Ines W. Jindra


This article discusses the r e lationship between religious conversion and both the social
science of sociology and the profession of social work. After outlining the concept of religious
conversion from both a secular and a Christian perspective, I discuss how it has been treated
from a sociological perspective, and then review its connection and application to social work
practice, theory and research. Curiously, even though religion and spirituality are now often
discussed in social work, the concept of religious conversion has found almost no entrance into
the field, unlike in sociology. This paper documents m y effort to understand why this is the
case, and then explores arguments for and against the use of the concept in social work
practice, theory, and research.

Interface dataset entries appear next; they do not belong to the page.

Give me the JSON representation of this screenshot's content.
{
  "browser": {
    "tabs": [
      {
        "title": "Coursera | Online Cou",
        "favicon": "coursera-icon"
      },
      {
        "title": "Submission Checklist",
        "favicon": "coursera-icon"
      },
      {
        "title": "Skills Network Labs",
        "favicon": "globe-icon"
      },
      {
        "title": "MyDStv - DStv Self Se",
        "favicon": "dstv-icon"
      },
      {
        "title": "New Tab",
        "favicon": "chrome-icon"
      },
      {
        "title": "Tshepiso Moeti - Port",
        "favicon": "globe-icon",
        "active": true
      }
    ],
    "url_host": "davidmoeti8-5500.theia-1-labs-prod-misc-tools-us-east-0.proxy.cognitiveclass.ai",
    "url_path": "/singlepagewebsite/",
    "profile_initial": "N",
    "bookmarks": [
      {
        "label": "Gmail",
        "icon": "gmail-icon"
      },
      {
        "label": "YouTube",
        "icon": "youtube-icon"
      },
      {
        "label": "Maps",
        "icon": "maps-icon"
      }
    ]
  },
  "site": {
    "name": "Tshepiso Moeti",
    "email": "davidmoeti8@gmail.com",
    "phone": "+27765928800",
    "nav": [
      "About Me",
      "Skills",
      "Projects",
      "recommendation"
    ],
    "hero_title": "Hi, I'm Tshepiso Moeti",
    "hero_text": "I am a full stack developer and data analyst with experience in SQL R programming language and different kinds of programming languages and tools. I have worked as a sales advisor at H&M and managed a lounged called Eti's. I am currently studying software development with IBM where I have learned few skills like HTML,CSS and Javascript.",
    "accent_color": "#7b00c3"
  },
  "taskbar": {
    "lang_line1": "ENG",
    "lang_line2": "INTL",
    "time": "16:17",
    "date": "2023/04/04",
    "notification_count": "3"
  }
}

religious conversion, spirituality, sociology, social work, spiritual competence, disciplinary differences